-March 2001: The state approves major retail customer rate increases. The first statewide rolling blackouts are declared during a Stage 3 emergency.
The ISO asks the FERC to investigate alleged overcharges by power generators.
The FERC orders wholesale power sellers to justify their rates or refund tens of millions of dollars to the utilities. Davis announces a 20/20 plan, offering consumers 20% rebates on their electric bills if they reduce consumption by 20%.
-April 2001: PG&E files for Chapter 11 bankruptcy protection. The FERC tightens wholesale price controls.
-June 2001: The FERC extends California’s price cap to spot market sales in California and the 10 states within the Western Systems Coordinating Council.
-September 2001: PG&E files its bankruptcy reorganization plan.
-October 2001: Retail market choice is suspended in California.
-January 2002: California’s attorney general files suit against PG&E, claiming it diverted billions from its regulated utility into unregulated affiliates.
The company’s utility unit counters with a claim that the state violated the deregulation law when it refused to let the utilities sell power generated by the facilities it still owned.
PG&E and the CPUC take their rival restructuring plans to bankruptcy court.
-February 2002: A federal judge rejects PG&E‘s restructuring plan. The state asks the FERC to review some long-term power deals, saying power sellers illegally drove up prices and forced the state into lengthy, unfair contracts.
The Foundation for Taxpayer and Consumer Rights, which tried to block the CPUC plan by filing a petition with the state Supreme Court, says the CPUC’s plan illegally proposed to maintain excessive electricity rates to bail out PG&E.
California Attorney General Bill Lockyer files suit against four energy companies, charging that they helped engineer the state’s energy crisis. State officials rework eight contracts with four power companies, cutting them from $15 billion to $11.4 billion.

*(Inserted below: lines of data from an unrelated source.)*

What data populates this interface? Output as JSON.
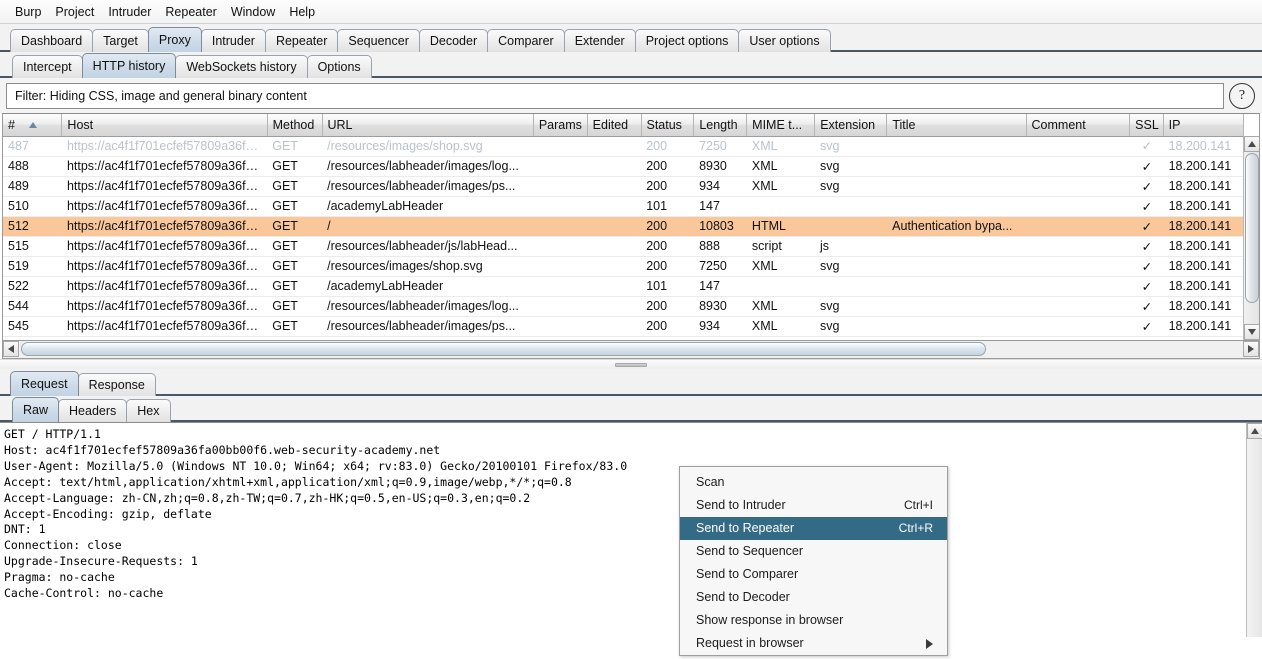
{
  "menubar": {
    "items": [
      {
        "label": "Burp"
      },
      {
        "label": "Project"
      },
      {
        "label": "Intruder"
      },
      {
        "label": "Repeater"
      },
      {
        "label": "Window"
      },
      {
        "label": "Help"
      }
    ]
  },
  "primary_tabs": [
    {
      "label": "Dashboard",
      "selected": false
    },
    {
      "label": "Target",
      "selected": false
    },
    {
      "label": "Proxy",
      "selected": true
    },
    {
      "label": "Intruder",
      "selected": false
    },
    {
      "label": "Repeater",
      "selected": false
    },
    {
      "label": "Sequencer",
      "selected": false
    },
    {
      "label": "Decoder",
      "selected": false
    },
    {
      "label": "Comparer",
      "selected": false
    },
    {
      "label": "Extender",
      "selected": false
    },
    {
      "label": "Project options",
      "selected": false
    },
    {
      "label": "User options",
      "selected": false
    }
  ],
  "secondary_tabs": [
    {
      "label": "Intercept",
      "selected": false
    },
    {
      "label": "HTTP history",
      "selected": true
    },
    {
      "label": "WebSockets history",
      "selected": false
    },
    {
      "label": "Options",
      "selected": false
    }
  ],
  "filter": {
    "text": "Filter: Hiding CSS, image and general binary content",
    "help_icon": "question-mark-icon",
    "help_label": "?"
  },
  "table": {
    "columns": [
      {
        "key": "num",
        "label": "#",
        "sorted": true,
        "sort_dir": "asc"
      },
      {
        "key": "host",
        "label": "Host"
      },
      {
        "key": "method",
        "label": "Method"
      },
      {
        "key": "url",
        "label": "URL"
      },
      {
        "key": "params",
        "label": "Params"
      },
      {
        "key": "edited",
        "label": "Edited"
      },
      {
        "key": "status",
        "label": "Status"
      },
      {
        "key": "length",
        "label": "Length"
      },
      {
        "key": "mime",
        "label": "MIME t..."
      },
      {
        "key": "extension",
        "label": "Extension"
      },
      {
        "key": "title",
        "label": "Title"
      },
      {
        "key": "comment",
        "label": "Comment"
      },
      {
        "key": "ssl",
        "label": "SSL"
      },
      {
        "key": "ip",
        "label": "IP"
      }
    ],
    "rows": [
      {
        "num": "487",
        "host": "https://ac4f1f701ecfef57809a36fa...",
        "method": "GET",
        "url": "/resources/images/shop.svg",
        "params": "",
        "edited": "",
        "status": "200",
        "length": "7250",
        "mime": "XML",
        "extension": "svg",
        "title": "",
        "comment": "",
        "ssl": "✓",
        "ip": "18.200.141",
        "selected": false,
        "clipped": true
      },
      {
        "num": "488",
        "host": "https://ac4f1f701ecfef57809a36fa...",
        "method": "GET",
        "url": "/resources/labheader/images/log...",
        "params": "",
        "edited": "",
        "status": "200",
        "length": "8930",
        "mime": "XML",
        "extension": "svg",
        "title": "",
        "comment": "",
        "ssl": "✓",
        "ip": "18.200.141",
        "selected": false
      },
      {
        "num": "489",
        "host": "https://ac4f1f701ecfef57809a36fa...",
        "method": "GET",
        "url": "/resources/labheader/images/ps...",
        "params": "",
        "edited": "",
        "status": "200",
        "length": "934",
        "mime": "XML",
        "extension": "svg",
        "title": "",
        "comment": "",
        "ssl": "✓",
        "ip": "18.200.141",
        "selected": false
      },
      {
        "num": "510",
        "host": "https://ac4f1f701ecfef57809a36fa...",
        "method": "GET",
        "url": "/academyLabHeader",
        "params": "",
        "edited": "",
        "status": "101",
        "length": "147",
        "mime": "",
        "extension": "",
        "title": "",
        "comment": "",
        "ssl": "✓",
        "ip": "18.200.141",
        "selected": false
      },
      {
        "num": "512",
        "host": "https://ac4f1f701ecfef57809a36fa...",
        "method": "GET",
        "url": "/",
        "params": "",
        "edited": "",
        "status": "200",
        "length": "10803",
        "mime": "HTML",
        "extension": "",
        "title": "Authentication bypa...",
        "comment": "",
        "ssl": "✓",
        "ip": "18.200.141",
        "selected": true
      },
      {
        "num": "515",
        "host": "https://ac4f1f701ecfef57809a36fa...",
        "method": "GET",
        "url": "/resources/labheader/js/labHead...",
        "params": "",
        "edited": "",
        "status": "200",
        "length": "888",
        "mime": "script",
        "extension": "js",
        "title": "",
        "comment": "",
        "ssl": "✓",
        "ip": "18.200.141",
        "selected": false
      },
      {
        "num": "519",
        "host": "https://ac4f1f701ecfef57809a36fa...",
        "method": "GET",
        "url": "/resources/images/shop.svg",
        "params": "",
        "edited": "",
        "status": "200",
        "length": "7250",
        "mime": "XML",
        "extension": "svg",
        "title": "",
        "comment": "",
        "ssl": "✓",
        "ip": "18.200.141",
        "selected": false
      },
      {
        "num": "522",
        "host": "https://ac4f1f701ecfef57809a36fa...",
        "method": "GET",
        "url": "/academyLabHeader",
        "params": "",
        "edited": "",
        "status": "101",
        "length": "147",
        "mime": "",
        "extension": "",
        "title": "",
        "comment": "",
        "ssl": "✓",
        "ip": "18.200.141",
        "selected": false
      },
      {
        "num": "544",
        "host": "https://ac4f1f701ecfef57809a36fa...",
        "method": "GET",
        "url": "/resources/labheader/images/log...",
        "params": "",
        "edited": "",
        "status": "200",
        "length": "8930",
        "mime": "XML",
        "extension": "svg",
        "title": "",
        "comment": "",
        "ssl": "✓",
        "ip": "18.200.141",
        "selected": false
      },
      {
        "num": "545",
        "host": "https://ac4f1f701ecfef57809a36fa...",
        "method": "GET",
        "url": "/resources/labheader/images/ps...",
        "params": "",
        "edited": "",
        "status": "200",
        "length": "934",
        "mime": "XML",
        "extension": "svg",
        "title": "",
        "comment": "",
        "ssl": "✓",
        "ip": "18.200.141",
        "selected": false
      }
    ]
  },
  "message_tabs": [
    {
      "label": "Request",
      "selected": true
    },
    {
      "label": "Response",
      "selected": false
    }
  ],
  "view_tabs": [
    {
      "label": "Raw",
      "selected": true
    },
    {
      "label": "Headers",
      "selected": false
    },
    {
      "label": "Hex",
      "selected": false
    }
  ],
  "request": {
    "raw": "GET / HTTP/1.1\nHost: ac4f1f701ecfef57809a36fa00bb00f6.web-security-academy.net\nUser-Agent: Mozilla/5.0 (Windows NT 10.0; Win64; x64; rv:83.0) Gecko/20100101 Firefox/83.0\nAccept: text/html,application/xhtml+xml,application/xml;q=0.9,image/webp,*/*;q=0.8\nAccept-Language: zh-CN,zh;q=0.8,zh-TW;q=0.7,zh-HK;q=0.5,en-US;q=0.3,en;q=0.2\nAccept-Encoding: gzip, deflate\nDNT: 1\nConnection: close\nUpgrade-Insecure-Requests: 1\nPragma: no-cache\nCache-Control: no-cache"
  },
  "context_menu": {
    "items": [
      {
        "label": "Scan",
        "accel": "",
        "highlight": false,
        "submenu": false
      },
      {
        "label": "Send to Intruder",
        "accel": "Ctrl+I",
        "highlight": false,
        "submenu": false
      },
      {
        "label": "Send to Repeater",
        "accel": "Ctrl+R",
        "highlight": true,
        "submenu": false
      },
      {
        "label": "Send to Sequencer",
        "accel": "",
        "highlight": false,
        "submenu": false
      },
      {
        "label": "Send to Comparer",
        "accel": "",
        "highlight": false,
        "submenu": false
      },
      {
        "label": "Send to Decoder",
        "accel": "",
        "highlight": false,
        "submenu": false
      },
      {
        "label": "Show response in browser",
        "accel": "",
        "highlight": false,
        "submenu": false
      },
      {
        "label": "Request in browser",
        "accel": "",
        "highlight": false,
        "submenu": true
      }
    ]
  },
  "colors": {
    "selected_row": "#fac79a",
    "menu_highlight": "#336b87",
    "tab_selected": "#ccdae8",
    "tabstrip_underline": "#4a5766"
  }
}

State energy officials warn that energy supplies could be at risk if plans to build power production plants are dropped or postponed.

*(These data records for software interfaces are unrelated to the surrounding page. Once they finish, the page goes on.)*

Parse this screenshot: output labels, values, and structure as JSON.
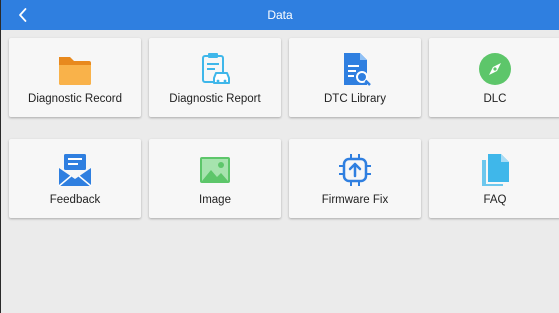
{
  "header": {
    "title": "Data",
    "back_icon": "chevron-left-icon"
  },
  "colors": {
    "header_bg": "#2f7fe0",
    "icon_blue": "#2f7fe0",
    "folder": "#f7a63a",
    "green": "#5dc66a",
    "light_blue": "#3fb7ea"
  },
  "tiles": [
    {
      "label": "Diagnostic Record",
      "icon": "folder-icon"
    },
    {
      "label": "Diagnostic Report",
      "icon": "clipboard-car-icon"
    },
    {
      "label": "DTC Library",
      "icon": "document-search-icon"
    },
    {
      "label": "DLC",
      "icon": "compass-icon"
    },
    {
      "label": "Feedback",
      "icon": "envelope-icon"
    },
    {
      "label": "Image",
      "icon": "image-icon"
    },
    {
      "label": "Firmware Fix",
      "icon": "chip-upload-icon"
    },
    {
      "label": "FAQ",
      "icon": "documents-icon"
    }
  ]
}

-May 1, 2002: The ISO submits a plan for a revised market to the FERC, calling for extended price caps. Class-action lawsuits pile up on behalf of customers who want their money back from energy companies that inflated prices.
-May 16, 2002: The CPUC orders public hearings on SDG&E attempts to settle a dispute with the commission over whether it must return to retail customers the $425 million in profits it made during the energy crisis.
-May 21, 2002: After CMS Energy Corp., Reliant Resources Inc. and Williams Co. admit to engaging in bogus trades to drive up their revenues, causing the Securities and Exchange Commission to widen investigations into energy industry trading, the FERC orders 150 energy producers to submit affidavits stating whether they participated in “wash trades.”
State Sen. Joe Dunn (D-Garden Grove), chairman of the Senate Select Committee to Investigate Price Manipulation of the Wholesale Energy Market, accuses the California ISO of asking traders to buy more power than was needed at above-market rates in November 2001. The ISO forms a special committee and hires an independent investigator to look into the charges.
-May 24, 2002: CMS Chairman and CEO William McCormick resigns.
-May 28, 2002: Dynegy Inc. Chairman and CEO Chuck Watson resigns.
-May 29, 2002: Citing Enron‘s price manipulation in California, Washington Attorney General Christine Gregoire asks the FERC to reopen a fall 2001 investigation into alleged manipulation of short-term energy contracts in the Pacific Northwest.
-May 30, 2002: Lockyer files lawsuits against eight more energy companies.
-October 2002: FERC-ordered price caps are scheduled to end; the FERC is scheduled to decide on an ISO redesign plan.